- _REQUIRED WORK_: Please give every entry again, exactly as it reads.

- _TASK INPUT_:
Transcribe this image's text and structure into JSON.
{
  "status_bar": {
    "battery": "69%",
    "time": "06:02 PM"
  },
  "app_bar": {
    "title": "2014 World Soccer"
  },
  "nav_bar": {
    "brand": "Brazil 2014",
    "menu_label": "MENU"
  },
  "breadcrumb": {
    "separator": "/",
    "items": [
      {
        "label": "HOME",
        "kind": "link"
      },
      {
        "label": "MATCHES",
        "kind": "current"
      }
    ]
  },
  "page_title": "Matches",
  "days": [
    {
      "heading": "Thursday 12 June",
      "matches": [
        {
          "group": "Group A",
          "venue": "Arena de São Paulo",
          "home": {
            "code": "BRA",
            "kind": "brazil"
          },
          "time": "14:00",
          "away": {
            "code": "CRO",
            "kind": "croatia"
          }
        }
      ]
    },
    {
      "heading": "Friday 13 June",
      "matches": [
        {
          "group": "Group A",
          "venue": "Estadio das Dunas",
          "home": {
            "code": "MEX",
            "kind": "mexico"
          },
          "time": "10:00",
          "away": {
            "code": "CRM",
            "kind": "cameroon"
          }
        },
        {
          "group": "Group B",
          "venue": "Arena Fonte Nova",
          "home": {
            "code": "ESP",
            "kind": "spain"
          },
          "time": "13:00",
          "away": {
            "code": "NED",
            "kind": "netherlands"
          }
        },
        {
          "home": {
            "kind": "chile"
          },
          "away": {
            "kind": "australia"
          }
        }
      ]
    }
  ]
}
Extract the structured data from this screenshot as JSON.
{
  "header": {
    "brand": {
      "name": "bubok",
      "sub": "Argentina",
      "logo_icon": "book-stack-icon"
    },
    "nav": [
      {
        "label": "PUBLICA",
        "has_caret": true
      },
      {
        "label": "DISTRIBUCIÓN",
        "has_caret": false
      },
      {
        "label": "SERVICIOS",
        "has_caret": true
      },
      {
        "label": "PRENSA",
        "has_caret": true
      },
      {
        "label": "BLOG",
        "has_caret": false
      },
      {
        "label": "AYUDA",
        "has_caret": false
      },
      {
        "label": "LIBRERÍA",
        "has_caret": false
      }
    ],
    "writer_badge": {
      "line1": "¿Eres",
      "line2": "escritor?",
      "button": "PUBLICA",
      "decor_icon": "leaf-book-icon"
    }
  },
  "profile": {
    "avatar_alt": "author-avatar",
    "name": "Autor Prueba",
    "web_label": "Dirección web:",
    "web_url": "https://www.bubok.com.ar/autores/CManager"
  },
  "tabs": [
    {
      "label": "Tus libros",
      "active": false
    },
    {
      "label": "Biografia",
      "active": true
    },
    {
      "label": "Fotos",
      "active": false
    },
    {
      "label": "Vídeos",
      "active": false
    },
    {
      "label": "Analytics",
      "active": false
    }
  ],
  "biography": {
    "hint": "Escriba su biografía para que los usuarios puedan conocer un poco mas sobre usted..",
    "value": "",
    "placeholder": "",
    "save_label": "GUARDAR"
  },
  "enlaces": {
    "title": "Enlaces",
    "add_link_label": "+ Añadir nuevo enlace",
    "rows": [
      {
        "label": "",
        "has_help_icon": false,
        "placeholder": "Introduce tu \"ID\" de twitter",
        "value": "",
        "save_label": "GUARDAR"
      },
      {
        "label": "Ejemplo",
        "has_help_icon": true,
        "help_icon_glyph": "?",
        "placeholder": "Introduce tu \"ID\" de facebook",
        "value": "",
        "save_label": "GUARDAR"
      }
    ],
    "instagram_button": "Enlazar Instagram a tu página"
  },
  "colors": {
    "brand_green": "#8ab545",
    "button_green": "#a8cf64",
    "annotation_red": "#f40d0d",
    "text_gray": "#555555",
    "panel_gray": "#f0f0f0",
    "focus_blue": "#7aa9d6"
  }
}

- _TASK SOLUTION_:
Transcribe this image's text and structure into JSON.
{
  "status_bar": {
    "battery": "69%",
    "time": "06:02 PM"
  },
  "app_bar": {
    "title": "2014 World Soccer"
  },
  "nav_bar": {
    "brand": "Brazil 2014",
    "menu_label": "MENU"
  },
  "breadcrumb": {
    "separator": "/",
    "items": [
      {
        "label": "HOME",
        "kind": "link"
      },
      {
        "label": "MATCHES",
        "kind": "current"
      }
    ]
  },
  "page_title": "Matches",
  "days": [
    {
      "heading": "Thursday 12 June",
      "matches": [
        {
          "group": "Group A",
          "venue": "Arena de São Paulo",
          "home": {
            "code": "BRA",
            "kind": "brazil"
          },
          "time": "14:00",
          "away": {
            "code": "CRO",
            "kind": "croatia"
          }
        }
      ]
    },
    {
      "heading": "Friday 13 June",
      "matches": [
        {
          "group": "Group A",
          "venue": "Estadio das Dunas",
          "home": {
            "code": "MEX",
            "kind": "mexico"
          },
          "time": "10:00",
          "away": {
            "code": "CRM",
            "kind": "cameroon"
          }
        },
        {
          "group": "Group B",
          "venue": "Arena Fonte Nova",
          "home": {
            "code": "ESP",
            "kind": "spain"
          },
          "time": "13:00",
          "away": {
            "code": "NED",
            "kind": "netherlands"
          }
        },
        {
          "home": {
            "kind": "chile"
          },
          "away": {
            "kind": "australia"
          }
        }
      ]
    }
  ]
}
Extract the structured data from this screenshot as JSON.
{
  "header": {
    "brand": {
      "name": "bubok",
      "sub": "Argentina",
      "logo_icon": "book-stack-icon"
    },
    "nav": [
      {
        "label": "PUBLICA",
        "has_caret": true
      },
      {
        "label": "DISTRIBUCIÓN",
        "has_caret": false
      },
      {
        "label": "SERVICIOS",
        "has_caret": true
      },
      {
        "label": "PRENSA",
        "has_caret": true
      },
      {
        "label": "BLOG",
        "has_caret": false
      },
      {
        "label": "AYUDA",
        "has_caret": false
      },
      {
        "label": "LIBRERÍA",
        "has_caret": false
      }
    ],
    "writer_badge": {
      "line1": "¿Eres",
      "line2": "escritor?",
      "button": "PUBLICA",
      "decor_icon": "leaf-book-icon"
    }
  },
  "profile": {
    "avatar_alt": "author-avatar",
    "name": "Autor Prueba",
    "web_label": "Dirección web:",
    "web_url": "https://www.bubok.com.ar/autores/CManager"
  },
  "tabs": [
    {
      "label": "Tus libros",
      "active": false
    },
    {
      "label": "Biografia",
      "active": true
    },
    {
      "label": "Fotos",
      "active": false
    },
    {
      "label": "Vídeos",
      "active": false
    },
    {
      "label": "Analytics",
      "active": false
    }
  ],
  "biography": {
    "hint": "Escriba su biografía para que los usuarios puedan conocer un poco mas sobre usted..",
    "value": "",
    "placeholder": "",
    "save_label": "GUARDAR"
  },
  "enlaces": {
    "title": "Enlaces",
    "add_link_label": "+ Añadir nuevo enlace",
    "rows": [
      {
        "label": "",
        "has_help_icon": false,
        "placeholder": "Introduce tu \"ID\" de twitter",
        "value": "",
        "save_label": "GUARDAR"
      },
      {
        "label": "Ejemplo",
        "has_help_icon": true,
        "help_icon_glyph": "?",
        "placeholder": "Introduce tu \"ID\" de facebook",
        "value": "",
        "save_label": "GUARDAR"
      }
    ],
    "instagram_button": "Enlazar Instagram a tu página"
  },
  "colors": {
    "brand_green": "#8ab545",
    "button_green": "#a8cf64",
    "annotation_red": "#f40d0d",
    "text_gray": "#555555",
    "panel_gray": "#f0f0f0",
    "focus_blue": "#7aa9d6"
  }
}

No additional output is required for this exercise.